Slogans telling people that smoking kills, combined with graphic pictures of the deformities caused by smoking on cigarette packets, don’t seem to be having the desired effect anymore.
New figures from the Danish health authority Sundhedsstyrelsen profiling the health of the nation for 2017 reveal an increase in the number of people between 16 and 45 who smoke daily, reports DR Nyheder.
From 2010 to 2013 the number of daily smokers was falling, but over the last four years there has been an increase – especially in the 16-45 age group. The numbers have gone up from 15 percent in 2013 to 16.2 percent in 2017.
A bad sign
The Danish cancer organisation Kræftens Bekæmpelse is extremely concerned.
“We find this very worrying.

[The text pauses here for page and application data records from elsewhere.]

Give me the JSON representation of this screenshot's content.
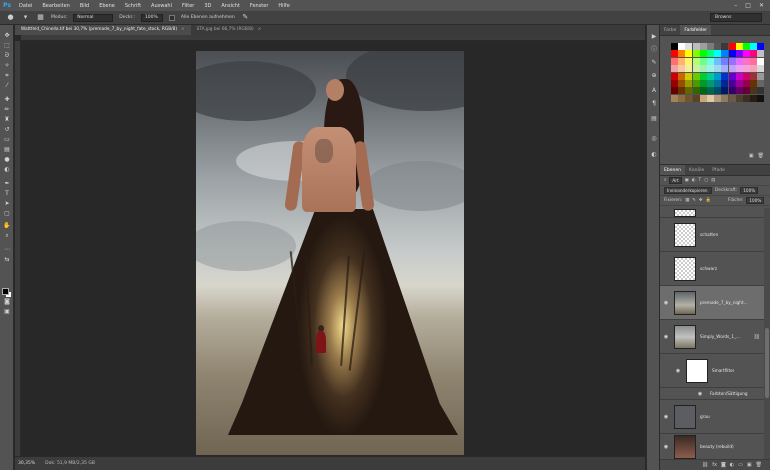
{
  "menu": {
    "app_icon": "Ps",
    "items": [
      "Datei",
      "Bearbeiten",
      "Bild",
      "Ebene",
      "Schrift",
      "Auswahl",
      "Filter",
      "3D",
      "Ansicht",
      "Fenster",
      "Hilfe"
    ],
    "window_controls": [
      "minimize-icon",
      "maximize-icon",
      "close-icon"
    ]
  },
  "options": {
    "mode_label": "Modus:",
    "mode_value": "Normal",
    "opacity_label": "Deckr.:",
    "opacity_value": "100%",
    "sample_all_label": "Alle Ebenen aufnehmen",
    "workspace_value": "Browns"
  },
  "tabs": [
    {
      "label": "Wattfeld_Chinella.tif bei 30,7% (premade_7_by_night_fate_stock, RGB/8)",
      "active": true
    },
    {
      "label": "STA.jpg bei 66,7% (RGB/8)",
      "active": false
    }
  ],
  "status": {
    "zoom": "30,35%",
    "doc_info": "Dok: 51,9 MB/2,35 GB"
  },
  "panels": {
    "color_tabs": [
      "Farbe",
      "Farbfelder"
    ],
    "active_color_tab": "Farbfelder",
    "layer_tabs": [
      "Ebenen",
      "Kanäle",
      "Pfade"
    ],
    "active_layer_tab": "Ebenen",
    "filter_label": "Art",
    "blend_mode": "Ineinanderkopieren",
    "opacity_label": "Deckkraft:",
    "opacity_value": "100%",
    "lock_label": "Fixieren:",
    "fill_label": "Fläche:",
    "fill_value": "100%"
  },
  "layers": [
    {
      "name": "",
      "selected": false,
      "visible": false
    },
    {
      "name": "schatten",
      "selected": false,
      "visible": false
    },
    {
      "name": "schwarz",
      "selected": false,
      "visible": false
    },
    {
      "name": "premade_7_by_night...",
      "selected": true,
      "visible": true
    },
    {
      "name": "Simply_Words_1_...",
      "selected": false,
      "visible": true
    },
    {
      "name": "Smartfilter",
      "selected": false,
      "visible": true
    },
    {
      "name": "Farbton/Sättigung",
      "selected": false,
      "visible": true
    },
    {
      "name": "grau",
      "selected": false,
      "visible": true
    },
    {
      "name": "beauty (rebuild)",
      "selected": false,
      "visible": true
    }
  ],
  "swatch_colors": [
    "#000000",
    "#ffffff",
    "#e0e0e0",
    "#bdbdbd",
    "#9e9e9e",
    "#7b7b7b",
    "#575757",
    "#3a3a3a",
    "#ff0000",
    "#ffff00",
    "#00ff00",
    "#00ffff",
    "#0000ff",
    "#ff0000",
    "#ff7f00",
    "#ffff00",
    "#7fff00",
    "#00ff00",
    "#00ff7f",
    "#00ffff",
    "#007fff",
    "#0000ff",
    "#7f00ff",
    "#ff00ff",
    "#ff007f",
    "#c0c0c0",
    "#ff6f6f",
    "#ffb36f",
    "#fff46f",
    "#b3ff6f",
    "#6fff8a",
    "#6fffe6",
    "#6fbfff",
    "#6f7fff",
    "#9b6fff",
    "#e46fff",
    "#ff6fc8",
    "#ff6f9b",
    "#ffffff",
    "#f1a2a2",
    "#f5c9a2",
    "#f7eda2",
    "#c9f1a2",
    "#a2f1b5",
    "#a2f1e6",
    "#a2d6f5",
    "#a2b1f5",
    "#c2a2f5",
    "#e9a2f5",
    "#f5a2d8",
    "#f5a2b7",
    "#d8d8d8",
    "#cc0000",
    "#cc6600",
    "#cccc00",
    "#66cc00",
    "#00cc33",
    "#00cc99",
    "#0099cc",
    "#0033cc",
    "#6600cc",
    "#cc00cc",
    "#cc0066",
    "#993333",
    "#999999",
    "#990000",
    "#994c00",
    "#999900",
    "#4c9900",
    "#009926",
    "#009973",
    "#007399",
    "#002699",
    "#4c0099",
    "#990099",
    "#99004c",
    "#663300",
    "#666666",
    "#660000",
    "#663300",
    "#666600",
    "#336600",
    "#006619",
    "#00664c",
    "#004c66",
    "#001966",
    "#330066",
    "#660066",
    "#660033",
    "#4d3319",
    "#333333",
    "#a5835a",
    "#8c6b44",
    "#72552f",
    "#5c4220",
    "#c9a77c",
    "#e0c9a6",
    "#b39b7a",
    "#8e7a5f",
    "#6b5a44",
    "#4f402e",
    "#3a2e20",
    "#261e15",
    "#111111"
  ]
}
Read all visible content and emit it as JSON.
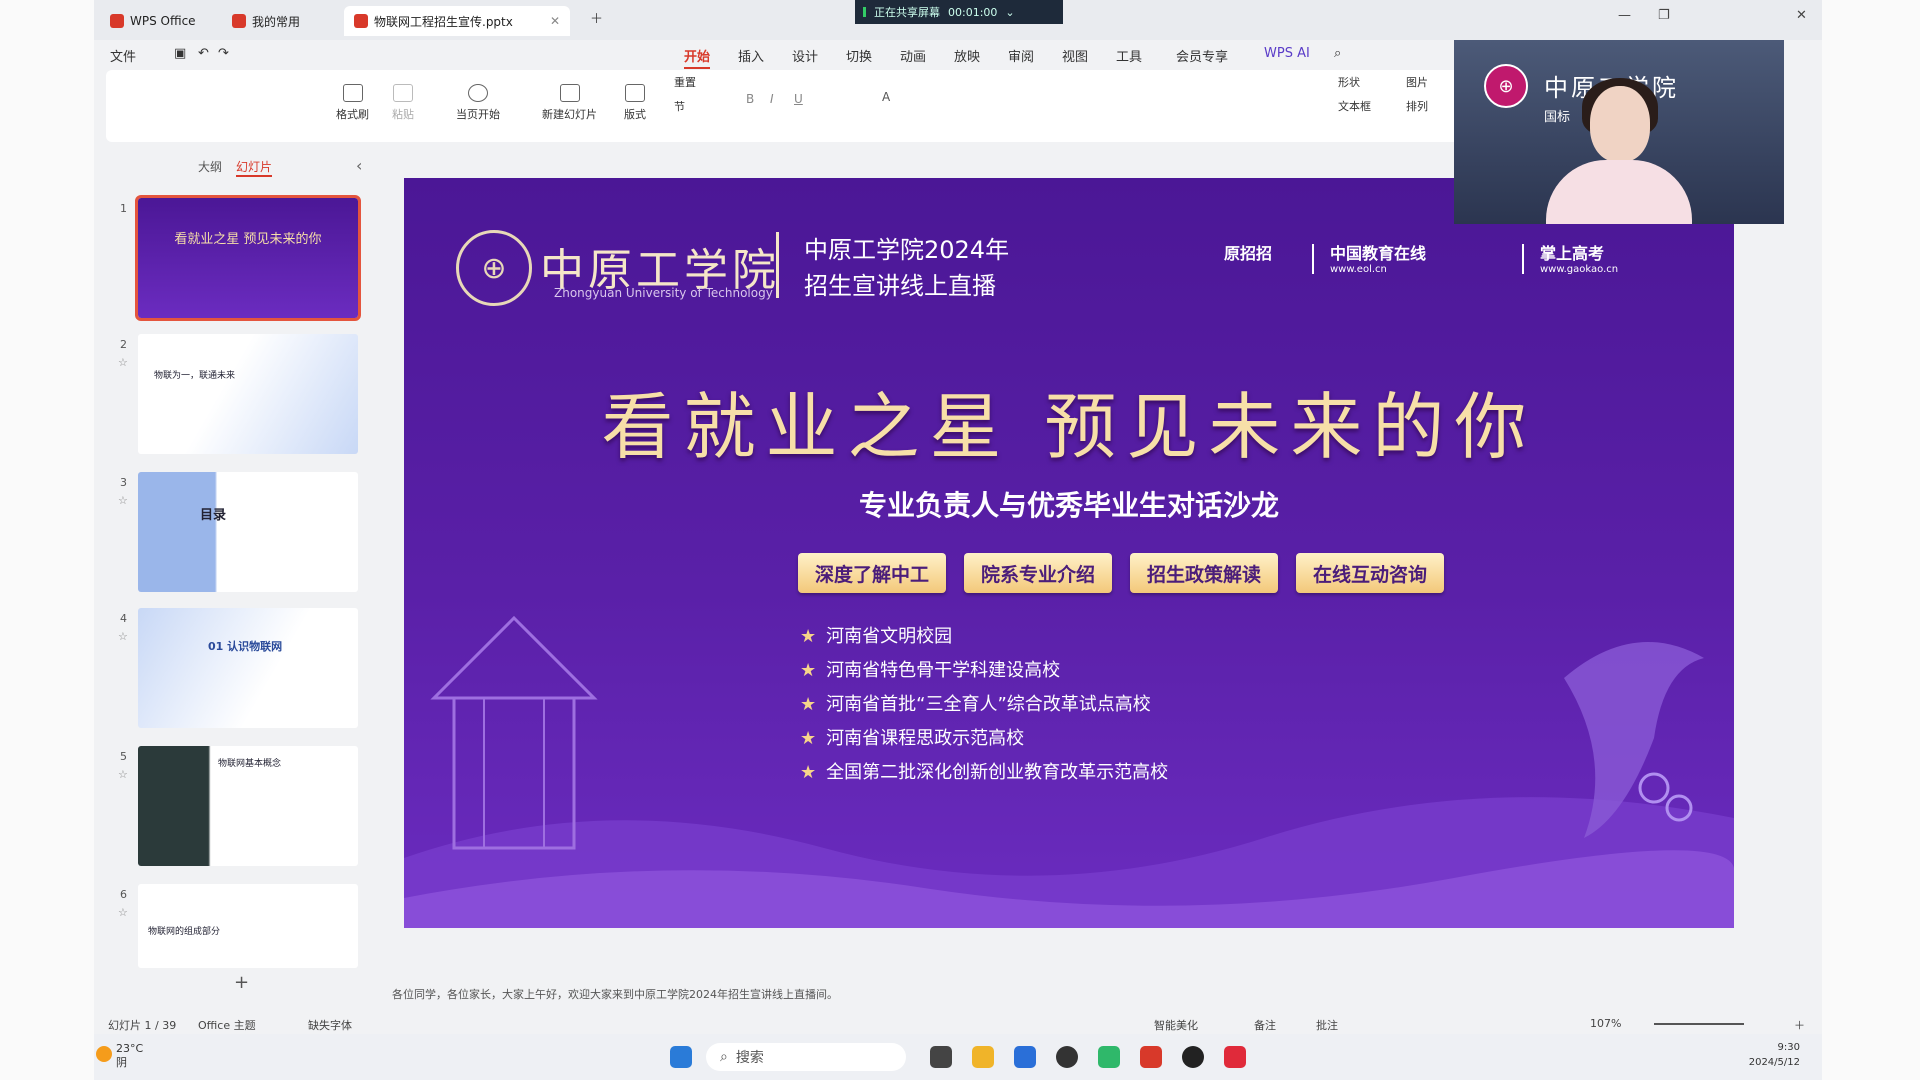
{
  "colors": {
    "accent": "#d8392a",
    "slide_bg": "#5a20a8",
    "title_gold": "#f7dfa8",
    "button_gold": "#f3c87a"
  },
  "tabs": [
    {
      "label": "WPS Office",
      "icon": "wps-icon"
    },
    {
      "label": "我的常用",
      "icon": "doc-icon"
    },
    {
      "label": "物联网工程招生宣传.pptx",
      "icon": "ppt-icon",
      "active": true
    }
  ],
  "recording": {
    "label": "正在共享屏幕",
    "time": "00:01:00"
  },
  "quick": {
    "file_label": "文件"
  },
  "menu": [
    "开始",
    "插入",
    "设计",
    "切换",
    "动画",
    "放映",
    "审阅",
    "视图",
    "工具",
    "会员专享"
  ],
  "wps_ai": "WPS AI",
  "ribbon": {
    "format_painter": "格式刷",
    "paste": "粘贴",
    "from_current": "当页开始",
    "new_slide": "新建幻灯片",
    "layout": "版式",
    "reset": "重置",
    "section": "节",
    "shape": "形状",
    "picture": "图片",
    "textbox": "文本框",
    "arrange": "排列"
  },
  "sidebar": {
    "tab_outline": "大纲",
    "tab_slides": "幻灯片",
    "thumbs": [
      {
        "num": "1",
        "caption": "看就业之星  预见未来的你"
      },
      {
        "num": "2",
        "caption": "物联为一，联通未来"
      },
      {
        "num": "3",
        "caption": "目录"
      },
      {
        "num": "4",
        "caption": "01  认识物联网"
      },
      {
        "num": "5",
        "caption": "物联网基本概念"
      },
      {
        "num": "6",
        "caption": "物联网的组成部分"
      }
    ],
    "add": "+"
  },
  "slide": {
    "school_cn": "中原工学院",
    "school_en": "Zhongyuan University of Technology",
    "event_line1": "中原工学院2024年",
    "event_line2": "招生宣讲线上直播",
    "partner1": "原招招",
    "partner2": "中国教育在线",
    "partner2_url": "www.eol.cn",
    "partner3": "掌上高考",
    "partner3_url": "www.gaokao.cn",
    "title": "看就业之星  预见未来的你",
    "subtitle": "专业负责人与优秀毕业生对话沙龙",
    "buttons": [
      "深度了解中工",
      "院系专业介绍",
      "招生政策解读",
      "在线互动咨询"
    ],
    "honors": [
      "河南省文明校园",
      "河南省特色骨干学科建设高校",
      "河南省首批“三全育人”综合改革试点高校",
      "河南省课程思政示范高校",
      "全国第二批深化创新创业教育改革示范高校"
    ]
  },
  "notes": "各位同学，各位家长，大家上午好，欢迎大家来到中原工学院2024年招生宣讲线上直播间。",
  "status": {
    "slide_count": "幻灯片 1 / 39",
    "theme": "Office 主题",
    "missing_font": "缺失字体",
    "beautify": "智能美化",
    "notes_btn": "备注",
    "comments_btn": "批注",
    "zoom": "107%"
  },
  "webcam": {
    "school": "中原工学院",
    "tag": "国标"
  },
  "taskbar": {
    "weather_temp": "23°C",
    "weather_text": "阴",
    "search_placeholder": "搜索",
    "time": "9:30",
    "date": "2024/5/12"
  }
}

We’ve seen signs of it earlier amongst the very young, but now we can see that it is a broader group of young people who are smoking more,” said the organisation’s project leader, Niels Them Kjær.

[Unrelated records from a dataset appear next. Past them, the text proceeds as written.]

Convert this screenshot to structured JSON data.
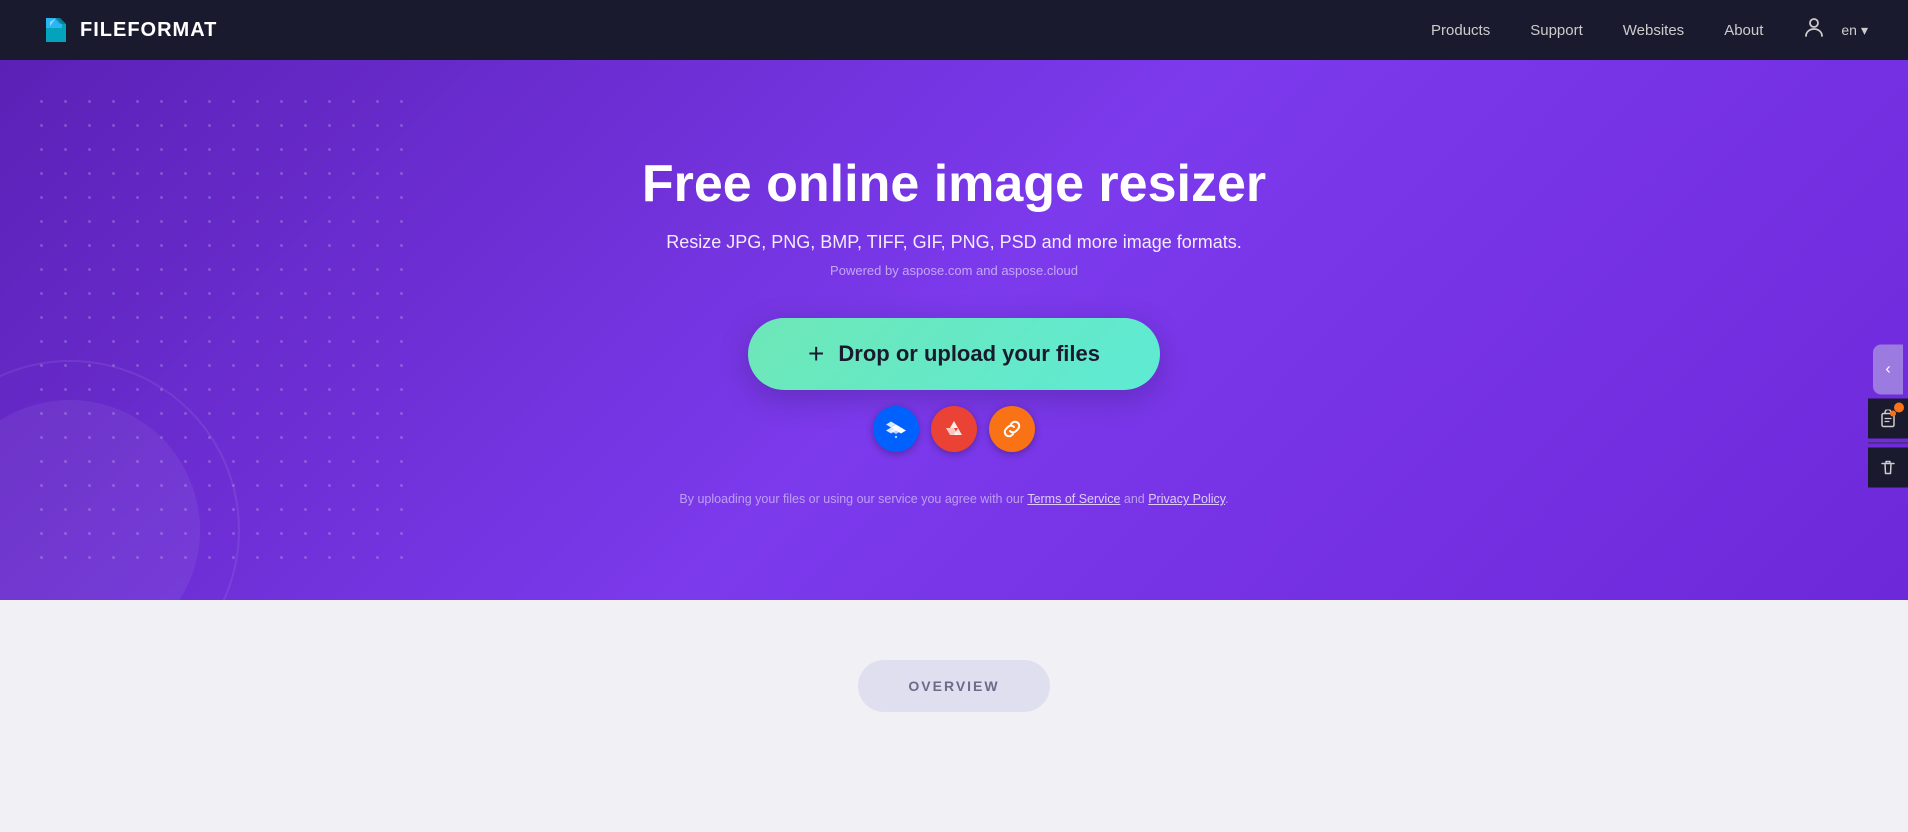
{
  "navbar": {
    "logo_text": "FILEFORMAT",
    "nav_items": [
      {
        "label": "Products",
        "id": "products"
      },
      {
        "label": "Support",
        "id": "support"
      },
      {
        "label": "Websites",
        "id": "websites"
      },
      {
        "label": "About",
        "id": "about"
      }
    ],
    "lang": "en",
    "lang_chevron": "▾"
  },
  "hero": {
    "title": "Free online image resizer",
    "subtitle": "Resize JPG, PNG, BMP, TIFF, GIF, PNG, PSD and more image formats.",
    "powered_by": "Powered by aspose.com and aspose.cloud",
    "upload_button_label": "Drop or upload your files",
    "upload_plus_icon": "+",
    "sources": [
      {
        "id": "dropbox",
        "label": "D",
        "title": "Upload from Dropbox"
      },
      {
        "id": "google-drive",
        "label": "G",
        "title": "Upload from Google Drive"
      },
      {
        "id": "url",
        "label": "🔗",
        "title": "Upload from URL"
      }
    ],
    "terms_text_before": "By uploading your files or using our service you agree with our ",
    "terms_of_service": "Terms of Service",
    "terms_and": " and ",
    "privacy_policy": "Privacy Policy",
    "terms_period": "."
  },
  "below_hero": {
    "overview_label": "OVERVIEW"
  },
  "floating_sidebar": {
    "toggle_icon": "‹",
    "clipboard_icon": "📋",
    "divider": "",
    "trash_icon": "🗑"
  }
}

“It will mean more cases of cancer in future,” he added.
Kjær feels the laws passed in 2007 restricting smoking have created a false sense of security around the issue and would like to see a national action plan to reverse the trend.

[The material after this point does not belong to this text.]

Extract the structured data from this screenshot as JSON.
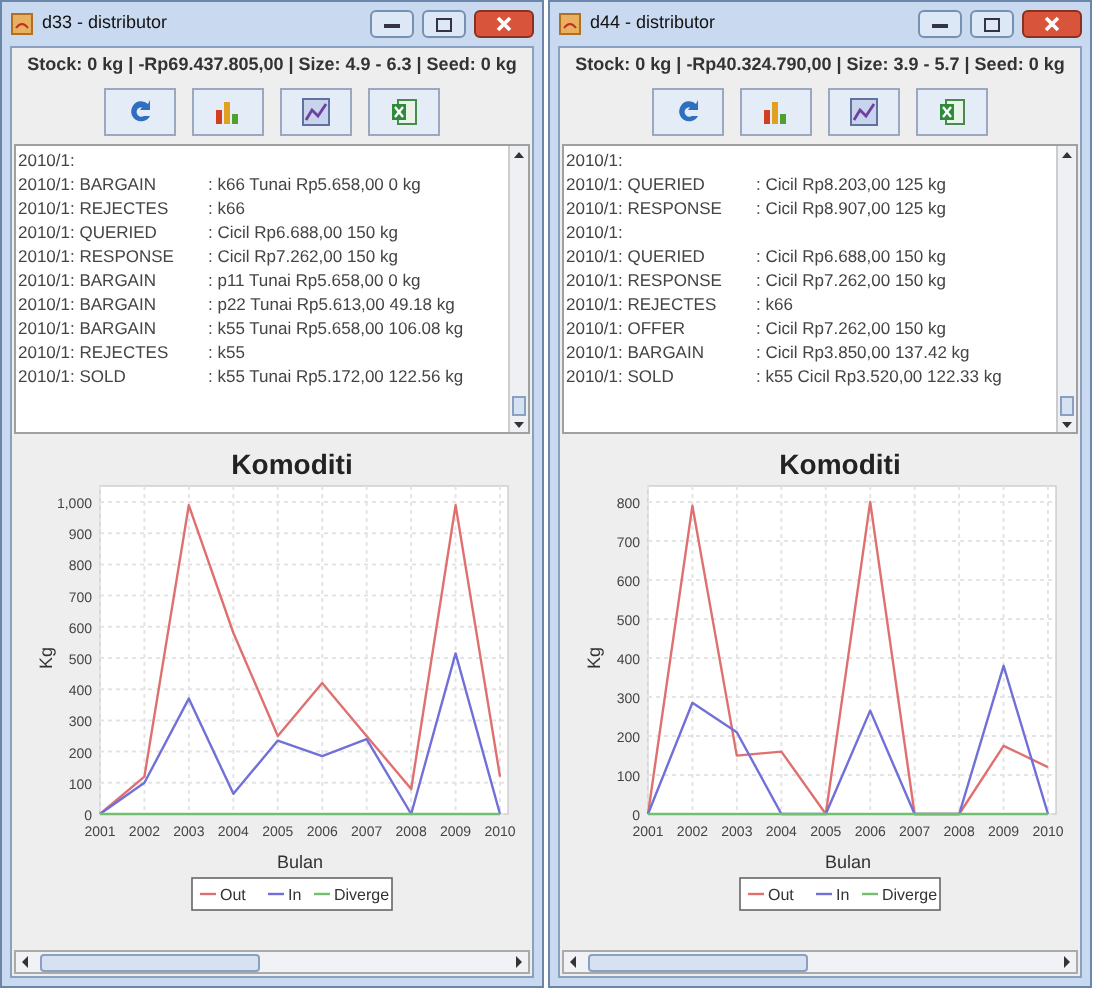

Urgent action needed
“We need action on a broad front. For example: higher prices, tobacco kept under the counter in shops, and perhaps ‘smoke-free’ schooling in establishments for educating young people. That would make a big difference,” said Kjær.
Kjær is also worried that if nothing is done, Denmark will become the country in Europe with the most smokers – and the highest incidences of cancer.
In the survey, 16.9 percent of people of all ages said they smoked on a daily basis and 5.5 percent admitted to smoking once in a while. That equates to a total of around 1.06 million people. The highest numbers of smokers are still found in the 55 to 64-year-old age bracket.